→ **Material for this task**
▼▼▼

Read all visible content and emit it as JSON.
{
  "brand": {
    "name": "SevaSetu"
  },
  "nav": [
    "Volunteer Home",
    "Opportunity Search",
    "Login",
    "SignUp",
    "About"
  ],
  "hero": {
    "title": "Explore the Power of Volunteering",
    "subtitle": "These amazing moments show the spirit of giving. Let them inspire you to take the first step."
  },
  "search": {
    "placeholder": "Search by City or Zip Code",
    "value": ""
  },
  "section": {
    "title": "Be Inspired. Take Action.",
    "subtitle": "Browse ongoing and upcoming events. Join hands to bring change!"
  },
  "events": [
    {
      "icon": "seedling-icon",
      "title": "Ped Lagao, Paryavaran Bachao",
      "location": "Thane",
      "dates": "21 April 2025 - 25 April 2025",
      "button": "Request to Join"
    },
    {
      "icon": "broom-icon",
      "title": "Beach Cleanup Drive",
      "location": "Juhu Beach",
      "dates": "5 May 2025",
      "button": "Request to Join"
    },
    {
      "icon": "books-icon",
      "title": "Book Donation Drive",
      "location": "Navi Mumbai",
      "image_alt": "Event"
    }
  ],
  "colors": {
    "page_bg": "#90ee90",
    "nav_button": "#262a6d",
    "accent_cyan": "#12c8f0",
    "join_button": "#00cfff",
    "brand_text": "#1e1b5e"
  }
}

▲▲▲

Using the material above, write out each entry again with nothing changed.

→ **Answer to the exercise**
Read all visible content and emit it as JSON.
{
  "brand": {
    "name": "SevaSetu"
  },
  "nav": [
    "Volunteer Home",
    "Opportunity Search",
    "Login",
    "SignUp",
    "About"
  ],
  "hero": {
    "title": "Explore the Power of Volunteering",
    "subtitle": "These amazing moments show the spirit of giving. Let them inspire you to take the first step."
  },
  "search": {
    "placeholder": "Search by City or Zip Code",
    "value": ""
  },
  "section": {
    "title": "Be Inspired. Take Action.",
    "subtitle": "Browse ongoing and upcoming events. Join hands to bring change!"
  },
  "events": [
    {
      "icon": "seedling-icon",
      "title": "Ped Lagao, Paryavaran Bachao",
      "location": "Thane",
      "dates": "21 April 2025 - 25 April 2025",
      "button": "Request to Join"
    },
    {
      "icon": "broom-icon",
      "title": "Beach Cleanup Drive",
      "location": "Juhu Beach",
      "dates": "5 May 2025",
      "button": "Request to Join"
    },
    {
      "icon": "books-icon",
      "title": "Book Donation Drive",
      "location": "Navi Mumbai",
      "image_alt": "Event"
    }
  ],
  "colors": {
    "page_bg": "#90ee90",
    "nav_button": "#262a6d",
    "accent_cyan": "#12c8f0",
    "join_button": "#00cfff",
    "brand_text": "#1e1b5e"
  }
}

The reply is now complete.